In the past, many people tended to hold jobs for life. Once a person got employed, they kept loyal to one employer for life unless something big or special necessitated change.
The Japanese are still known to keep jobs for life. In Malawi, today, many people change jobs quite often. The younger employers change even more frequently.
Some three years ago, I was involved in recruiting a manager for one of the charities that I support and one candidate had changed five jobs in three years!
Of course, it does not reflect well when you change jobs that frequently like the example here.
When you are considering changing jobs, there are few things that you need to do right so that you manage your change and transition effectively. First, you need to take your final decision on whether to move jobs or not. The fact that you have a new job offer from a new employer is not enough basis for you to decide to switch jobs.
Even simply being offered a higher basic salary is not an adequate reason to switch jobs. Even when you complete your table of comparisons that combines the cash equivalents of the benefits.
The first basis for switching jobs should be whether the new job will give you a much better mix and package of happiness, job satisfaction, career growth, networking opportunities, personal development and work-life balance. Money should be the last element, not the first consideration.
Last week, I met a friend of mine with whom I had worked with when I was a student intern at one of the companies in Blantyre in the late 1990s. This friend told me how he left the job in the company where I had met, three years later, taking a 30 percent pay cut for a job where he saw great opportunity for furthering his education, training, certification and professional development.
Ten years on, today he is a great and highly rewarding job—only because for three years, he worked on a lower paying job that accelerated his professional development and skills deepening. He had long-term career insight.
Once you have consulted your trusted friends and perhaps your mentors or coaches and you have come to a personal conviction that you need to switch to the new employer that offers you a new job, you now need to think of how you can best manage the exit and how you can prepare for your entry into the new job.
You need to seriously think about the exit from the current job as much as you think about the entry into the new job.
First, even before you can draft your resignation letter, you need to meticulously check what obligations you have with your current employer and also check the exit clauses. Many people do not even read exit clauses of their employment contract when signing job offers.

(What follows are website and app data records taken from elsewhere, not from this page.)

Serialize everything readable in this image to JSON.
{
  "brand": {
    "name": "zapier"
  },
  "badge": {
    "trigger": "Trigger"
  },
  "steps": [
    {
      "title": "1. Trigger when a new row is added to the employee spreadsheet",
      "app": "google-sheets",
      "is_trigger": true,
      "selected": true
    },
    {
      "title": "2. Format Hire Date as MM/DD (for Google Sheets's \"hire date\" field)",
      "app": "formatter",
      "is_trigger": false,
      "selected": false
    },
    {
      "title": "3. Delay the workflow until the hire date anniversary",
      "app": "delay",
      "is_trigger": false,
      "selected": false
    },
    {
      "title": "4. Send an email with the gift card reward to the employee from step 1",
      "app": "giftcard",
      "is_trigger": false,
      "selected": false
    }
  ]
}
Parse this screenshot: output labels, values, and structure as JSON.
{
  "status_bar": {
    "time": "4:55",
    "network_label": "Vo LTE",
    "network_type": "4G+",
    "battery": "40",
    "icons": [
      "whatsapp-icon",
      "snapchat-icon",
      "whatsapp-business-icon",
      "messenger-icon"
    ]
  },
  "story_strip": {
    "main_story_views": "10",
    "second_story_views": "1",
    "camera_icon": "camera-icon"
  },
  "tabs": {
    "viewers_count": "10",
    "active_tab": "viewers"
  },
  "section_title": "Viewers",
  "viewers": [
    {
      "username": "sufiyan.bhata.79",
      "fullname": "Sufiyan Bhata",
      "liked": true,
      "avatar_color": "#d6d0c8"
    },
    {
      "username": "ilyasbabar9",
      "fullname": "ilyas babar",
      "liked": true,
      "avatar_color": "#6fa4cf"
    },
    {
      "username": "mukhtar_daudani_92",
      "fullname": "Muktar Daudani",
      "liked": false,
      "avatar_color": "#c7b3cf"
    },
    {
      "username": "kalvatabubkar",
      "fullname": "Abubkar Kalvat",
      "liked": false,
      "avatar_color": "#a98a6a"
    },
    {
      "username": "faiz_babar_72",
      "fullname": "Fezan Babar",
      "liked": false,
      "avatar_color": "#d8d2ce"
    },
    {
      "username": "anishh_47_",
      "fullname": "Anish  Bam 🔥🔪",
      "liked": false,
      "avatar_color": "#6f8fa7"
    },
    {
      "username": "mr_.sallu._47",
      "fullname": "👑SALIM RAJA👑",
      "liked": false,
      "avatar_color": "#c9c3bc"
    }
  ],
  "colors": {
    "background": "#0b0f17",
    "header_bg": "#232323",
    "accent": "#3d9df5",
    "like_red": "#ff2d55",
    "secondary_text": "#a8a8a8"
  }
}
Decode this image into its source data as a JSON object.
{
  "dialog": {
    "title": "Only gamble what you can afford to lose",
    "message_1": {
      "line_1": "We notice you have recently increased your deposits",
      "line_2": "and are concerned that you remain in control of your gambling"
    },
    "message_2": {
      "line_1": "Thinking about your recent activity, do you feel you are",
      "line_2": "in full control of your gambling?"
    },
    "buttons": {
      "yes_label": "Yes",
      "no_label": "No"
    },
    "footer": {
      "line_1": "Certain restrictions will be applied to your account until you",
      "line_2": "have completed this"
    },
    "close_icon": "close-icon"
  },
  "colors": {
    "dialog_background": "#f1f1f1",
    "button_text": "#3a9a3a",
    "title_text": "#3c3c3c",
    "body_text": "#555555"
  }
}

Some even forget to read this important clause even before they resign from their job. This can turn out to be costly to you. You may have to talk to your new employer to check if they may help you shoulder the burden of the exit implications as part of your negotiations, well before you close the deal.
Clearly, you need to be aware of your exit obligations even as you expect the new job offer to reach you. Ask how much you owe the company.
The second important matter about preparing for your exit is that you need to inform all the key people about your intended resignation before you serve them with the letter. You need to arrange a meeting with your immediate boss, and in some cases, including his or her boss.
Also have a good meeting with your main contact in human resources (HR) team. I remember that a few years ago when I was switching jobs in a distant place, the HR contact was so kind that she advised me to hold my resignation for just one more week to still be eligible for my bonus!
The key here is the need to be extremely nice to all people that matter as you are resigning.